Russia Kaolinite Can’t Fire High Quality Sanitary Porcelain. The Whole Industry Will Reduce Production By 45%
Currently, there are 13 sanitary ware factories in the Russian Federation and Belarus, Kommersant reports.
According to the Accounting Association of the Russian Federation, in 2018-2020, the share of demand for Russian companies purchasing from Ukrainian Kaolinite is about 88%-90% by weight (65%-70% by value).
Leningrad Neva River
At the end of March, Yuri Kovtun, CEO of the Russian company Cersanit, speaking at an industry forum, confirmed the existence of the problem. “These are difficult times for our company and the industry as a whole. The problem of production costs is very acute, but it is only a minor problem, because we have to deal with the shortage of raw materials. The procurement and handling regarding Kaolinite is very complicated. This crisis is very different from the previous ones. Currently, the challenge for all ceramic plants is to ensure continuity of production, as stopping production would have serious systemic consequences.”
It is reported that there are currently 13 sanitary ceramics production plants in the Russian Federation and Belarus. All manufacturers are experiencing or are about to start experiencing difficulties with raw material supply and costs.

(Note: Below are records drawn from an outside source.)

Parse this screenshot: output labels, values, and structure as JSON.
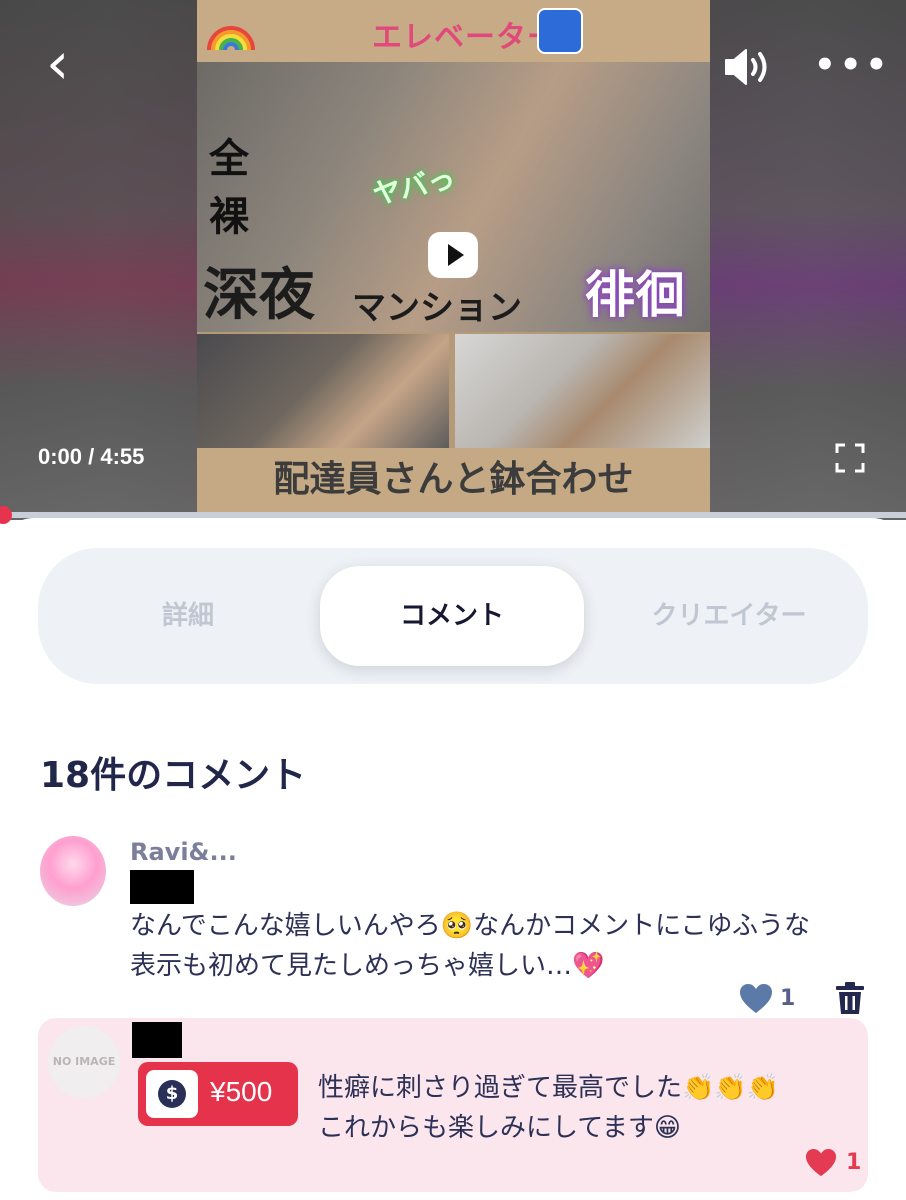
{
  "video": {
    "time_display": "0:00 / 4:55",
    "progress_fraction": 0.0,
    "thumbnail_text": {
      "banner": "エレベーター",
      "vertical": "全裸",
      "line_left": "深夜",
      "line_middle": "マンション",
      "line_right": "徘徊",
      "exclaim": "ヤバっ",
      "bottom": "配達員さんと鉢合わせ"
    },
    "icons": [
      "back-icon",
      "sound-icon",
      "more-icon",
      "play-icon",
      "fullscreen-icon"
    ]
  },
  "tabs": [
    {
      "label": "詳細",
      "active": false
    },
    {
      "label": "コメント",
      "active": true
    },
    {
      "label": "クリエイター",
      "active": false
    }
  ],
  "comments_header": "18件のコメント",
  "comments": [
    {
      "user": "Ravi&...",
      "text_line1": "なんでこんな嬉しいんやろ🥺なんかコメントにこゆふうな",
      "text_line2": "表示も初めて見たしめっちゃ嬉しい…💖",
      "likes": "1"
    },
    {
      "avatar_label": "NO IMAGE",
      "tip_amount": "¥500",
      "text_line1": "性癖に刺さり過ぎて最高でした👏👏👏",
      "text_line2": "これからも楽しみにしてます😁",
      "likes": "1"
    }
  ],
  "colors": {
    "accent_red": "#e5334b",
    "tip_row_bg": "#fbe6ee",
    "heading": "#22264a",
    "tab_inactive": "#c0c6d2"
  }
}
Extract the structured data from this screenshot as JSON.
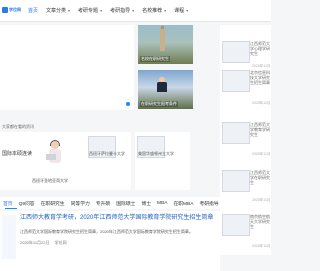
{
  "header": {
    "logo_text": "学位网",
    "logo_sub": "",
    "nav": [
      {
        "label": "首页",
        "has_chevron": false,
        "active": true
      },
      {
        "label": "文章分类",
        "has_chevron": true,
        "active": false
      },
      {
        "label": "考研专题",
        "has_chevron": true,
        "active": false
      },
      {
        "label": "考研指导",
        "has_chevron": true,
        "active": false
      },
      {
        "label": "名校推荐",
        "has_chevron": true,
        "active": false
      },
      {
        "label": "课程",
        "has_chevron": true,
        "active": false
      }
    ]
  },
  "hero": {
    "caption_1": "名校在职研究生",
    "caption_2": "在职研究生报考条件"
  },
  "sidebar": {
    "items": [
      {
        "title": "江西师范大学心理学研究生",
        "date": "2020年11月"
      },
      {
        "title": "北京信息科技大学研究生招生简章",
        "date": "2020年11月"
      },
      {
        "title": "江西师范大学教育学研究生",
        "date": "2020年11月"
      },
      {
        "title": "江西师范大学在职研究生",
        "date": "2020年11月"
      },
      {
        "title": "南京航空航天大学研究生",
        "date": "2020年11月"
      }
    ]
  },
  "section": {
    "label": "大家都在看的资讯",
    "featured_title": "国际本硕连读"
  },
  "cards": [
    {
      "caption": "西班牙圣地亚哥大学"
    },
    {
      "caption": "西班牙萨拉曼卡大学"
    },
    {
      "caption": "美国华盛顿州立大学"
    }
  ],
  "tabs": [
    "首页",
    "Q9问答",
    "在职研究生",
    "同等学力",
    "专升硕",
    "国际硕士",
    "博士",
    "MBA",
    "在职MBA",
    "考研指导"
  ],
  "article": {
    "title": "江西师大教育学考研，2020年江西师范大学国际教育学院研究生招生简章",
    "desc": "江西师范大学国际教育学院研究生招生简章，2020年江西师范大学国际教育学院研究生招生简章。",
    "date": "2020年11月22日",
    "source": "学位网"
  }
}
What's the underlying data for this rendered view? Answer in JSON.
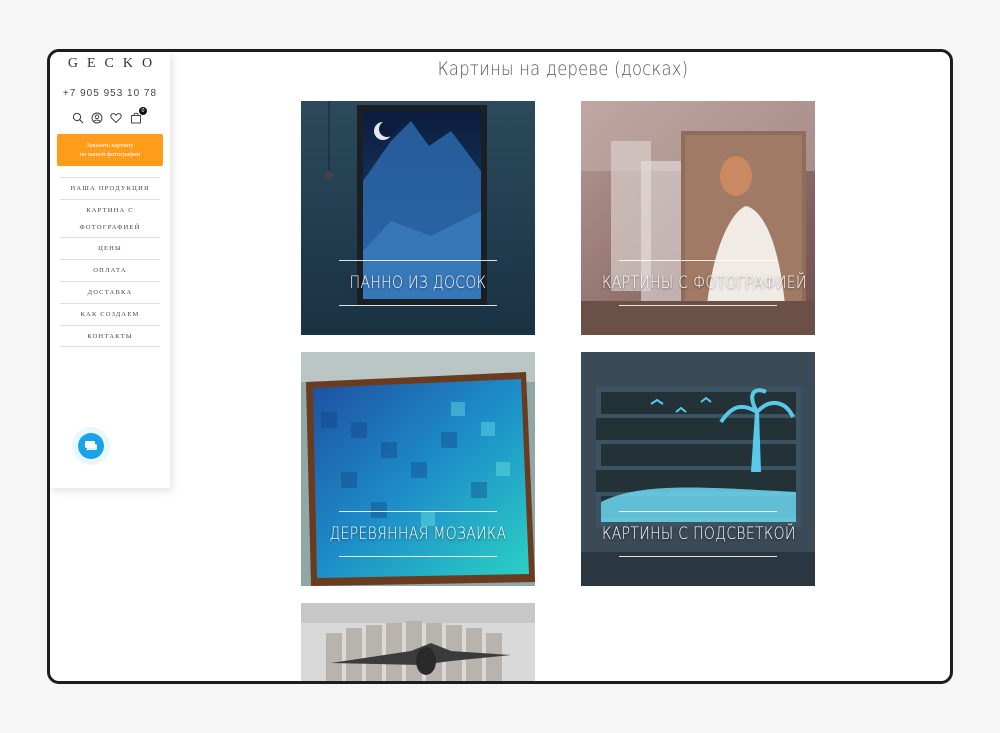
{
  "brand": {
    "logo": "GECKO",
    "phone": "+7 905 953 10 78",
    "cart_count": "0"
  },
  "header_icons": [
    "search-icon",
    "user-icon",
    "heart-icon",
    "bag-icon"
  ],
  "cta": {
    "line1": "Заказать картину",
    "line2": "по вашей фотографии"
  },
  "nav": [
    {
      "label": "НАША ПРОДУКЦИЯ"
    },
    {
      "label": "КАРТИНА С ФОТОГРАФИЕЙ"
    },
    {
      "label": "ЦЕНЫ"
    },
    {
      "label": "ОПЛАТА"
    },
    {
      "label": "ДОСТАВКА"
    },
    {
      "label": "КАК СОЗДАЕМ"
    },
    {
      "label": "КОНТАКТЫ"
    }
  ],
  "page": {
    "title": "Картины на дереве (досках)"
  },
  "categories": [
    {
      "label": "ПАННО ИЗ ДОСОК"
    },
    {
      "label": "КАРТИНЫ С ФОТОГРАФИЕЙ"
    },
    {
      "label": "ДЕРЕВЯННАЯ МОЗАИКА"
    },
    {
      "label": "КАРТИНЫ С ПОДСВЕТКОЙ"
    },
    {
      "label": ""
    }
  ],
  "colors": {
    "accent": "#ff9c1a",
    "chat": "#1aa3e8",
    "frame": "#1d1d1f"
  }
}
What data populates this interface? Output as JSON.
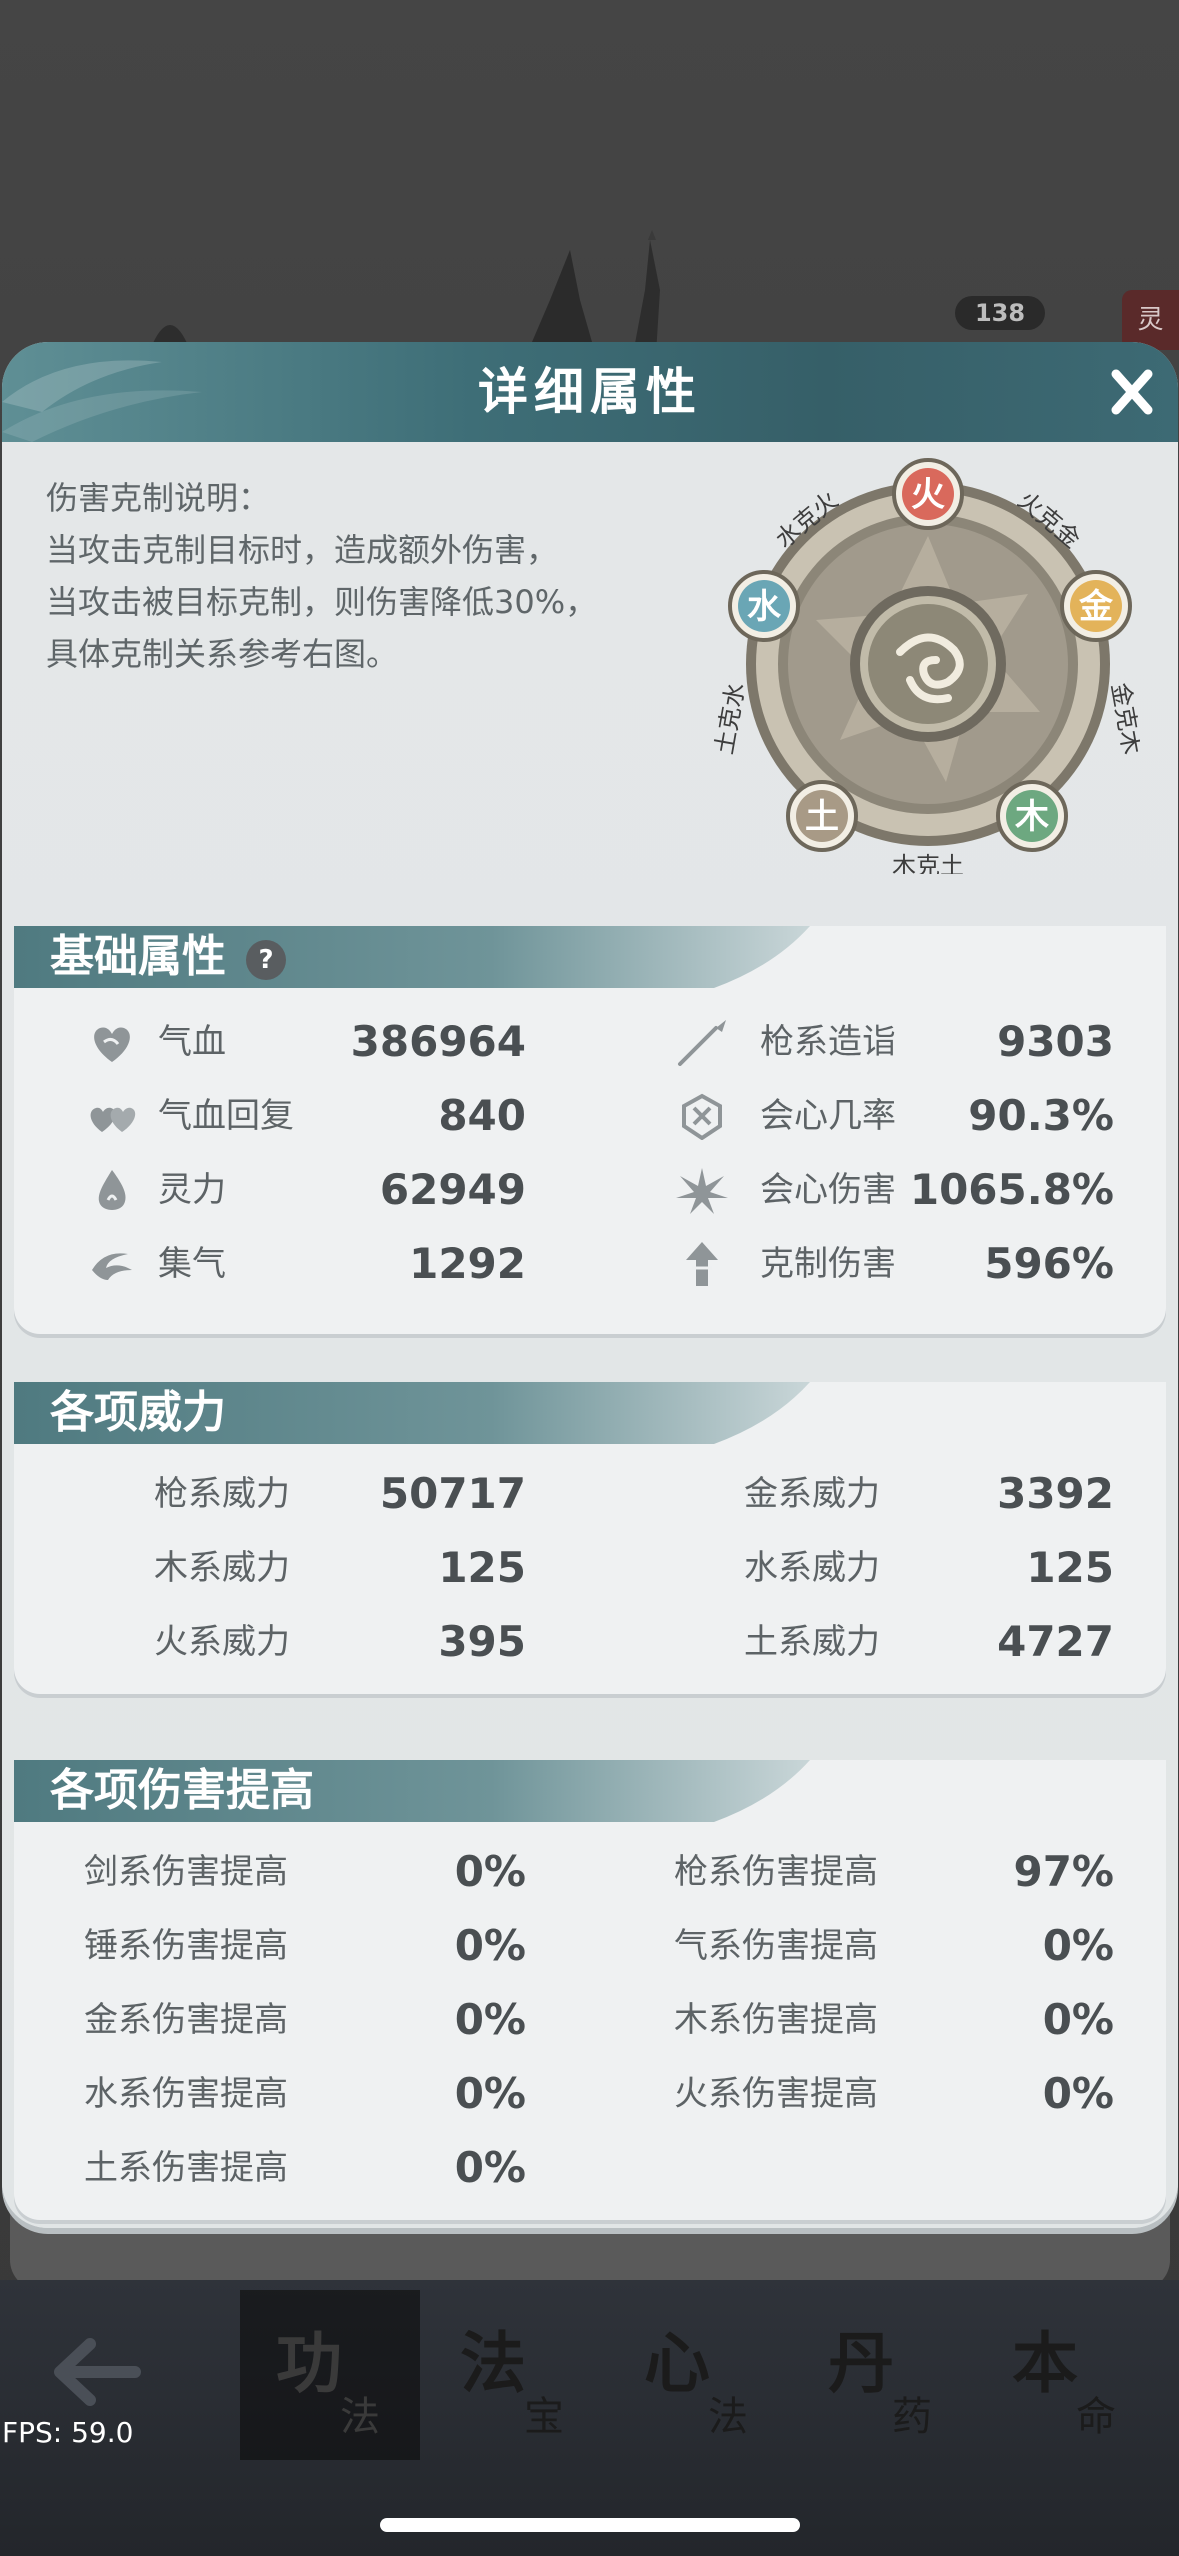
{
  "background": {
    "level_badge": "138",
    "side_tag": "灵"
  },
  "modal": {
    "title": "详细属性",
    "close_label": "X",
    "description": [
      "伤害克制说明：",
      "当攻击克制目标时，造成额外伤害，",
      "当攻击被目标克制，则伤害降低30%，",
      "具体克制关系参考右图。"
    ],
    "wheel": {
      "elements": {
        "fire": "火",
        "metal": "金",
        "wood": "木",
        "earth": "土",
        "water": "水"
      },
      "relations": {
        "water_fire": "水克火",
        "fire_metal": "火克金",
        "metal_wood": "金克木",
        "wood_earth": "木克土",
        "earth_water": "土克水"
      },
      "colors": {
        "fire": "#d9695c",
        "metal": "#e3b35a",
        "wood": "#6da880",
        "earth": "#a89a86",
        "water": "#6aa6b5"
      }
    },
    "basic": {
      "title": "基础属性",
      "help": "?",
      "left": [
        {
          "icon": "heart-icon",
          "label": "气血",
          "value": "386964"
        },
        {
          "icon": "double-heart-icon",
          "label": "气血回复",
          "value": "840"
        },
        {
          "icon": "flame-drop-icon",
          "label": "灵力",
          "value": "62949"
        },
        {
          "icon": "swirl-icon",
          "label": "集气",
          "value": "1292"
        }
      ],
      "right": [
        {
          "icon": "spear-icon",
          "label": "枪系造诣",
          "value": "9303"
        },
        {
          "icon": "shield-rune-icon",
          "label": "会心几率",
          "value": "90.3%"
        },
        {
          "icon": "burst-star-icon",
          "label": "会心伤害",
          "value": "1065.8%"
        },
        {
          "icon": "arrow-up-icon",
          "label": "克制伤害",
          "value": "596%"
        }
      ]
    },
    "power": {
      "title": "各项威力",
      "left": [
        {
          "label": "枪系威力",
          "value": "50717"
        },
        {
          "label": "木系威力",
          "value": "125"
        },
        {
          "label": "火系威力",
          "value": "395"
        }
      ],
      "right": [
        {
          "label": "金系威力",
          "value": "3392"
        },
        {
          "label": "水系威力",
          "value": "125"
        },
        {
          "label": "土系威力",
          "value": "4727"
        }
      ]
    },
    "damage": {
      "title": "各项伤害提高",
      "left": [
        {
          "label": "剑系伤害提高",
          "value": "0%"
        },
        {
          "label": "锤系伤害提高",
          "value": "0%"
        },
        {
          "label": "金系伤害提高",
          "value": "0%"
        },
        {
          "label": "水系伤害提高",
          "value": "0%"
        },
        {
          "label": "土系伤害提高",
          "value": "0%"
        }
      ],
      "right": [
        {
          "label": "枪系伤害提高",
          "value": "97%"
        },
        {
          "label": "气系伤害提高",
          "value": "0%"
        },
        {
          "label": "木系伤害提高",
          "value": "0%"
        },
        {
          "label": "火系伤害提高",
          "value": "0%"
        }
      ]
    }
  },
  "nav": {
    "tabs": [
      {
        "big": "功",
        "small": "法"
      },
      {
        "big": "法",
        "small": "宝"
      },
      {
        "big": "心",
        "small": "法"
      },
      {
        "big": "丹",
        "small": "药"
      },
      {
        "big": "本",
        "small": "命"
      }
    ]
  },
  "fps": "FPS: 59.0"
}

There are three active Kaolinite mines in Europe – Lugansk, Ukraine, Sumy, Ukraine and the UK mine. Currently, access to these mines is difficult.
Russia has an undeveloped deposit near Orenburg and another one is in the vicinity of Kishtem. However, there are major differences in the chemical composition of Russian Kaolinite and Ukrainian Kaolinite. All Russian producers are trying to find a way out of this situation, including changing the recipe.
At this time, the plant of Roca’s Russian subsidiary Roca Rus LLC in Tostno, Leningrad region, is in a state of shutdown. But the Tostno district government claims that the plant is still operating and Roca Rus declined to comment.
“According to our information, the company is solving the problem with raw materials and plans to resume work after the May holidays,” the press service of the city and regional governments informed Kommersant. The Tostno district administration of Leningrad region replied that they had contacted the company’s management. The latter assured that the enterprise is operating as usual and that “the kilns and people are working”.
According to SPARK-Interfax, Roca Rus LLC was registered in April 2004 with a registered capital of 2.186 billion rubles. The company’s revenues for the fiscal year 2021 amounted to 4.488 billion rubles, with a net profit of 443.598 million rubles. This compares with 3.6 billion rubles and a net profit of 230.3 million rubles for the same period in 2020.
Roca sells products in Russia under the Roca, Laufen, Jika, Arwa, Inker, Fayans, Santek, Santeri and Aquaton brands. In the Russian Federation, Roca has seven factories. In addition to Roca Rus, these plants are controlled by Keramika LLC, Aquaton Rus LLC, Ugrakeram CJSC. In 2020, the Group will have total global sales of €1,683 million and a net profit of €60 million. Roca has 82 plants in 170 countries and employs more than 24,000 people.
In 2006, the Roca Toscano plant was opened with an investment of 40 million euros and an annual capacity of 600,000 units. In April 2022, Roca was supposed to invest in more capacity, increasing its production capacity to 1.5 million units per year. As part of the Russian SPIEF-2018 program, the company signed the corresponding agreement with the Leningrad Region government. The investment for the expansion project is expected to reach 3.8 billion rubles. For this purpose, the regional government allocated plots of land with a total area of 4.5 hectares without a tender. The actual production volume of the plant will be about 500,000 units (in 2020 in Russia, the industry-wide production of sanitary ware exceeds 14 million units).
Russian Infoline-Analytics analysts note that Russian Kaolinite is not suitable for manufacturing high-quality sanitary porcelain. The current temporary solution may be to mix Russian mineral clay with white clay from Lugansk. Analysts note that it may also be sourced from China. But first, its cost (including transportation) is 5-6 times higher than Kaolinite from Lugansk. Secondly, this option is complicated by the Shanghai epidemic and problems with the Shanghai port.
Analysts predict that sanitary ware production in Russia may decrease by up to 45% in the coming months. The main problem of the industry will become apparent in the second quarter: now the companies can still produce from stock. Finally, it was added that the Roca Rus plant could continue operations by reducing production while testing materials from other regions, but “the company has decided to stop production”.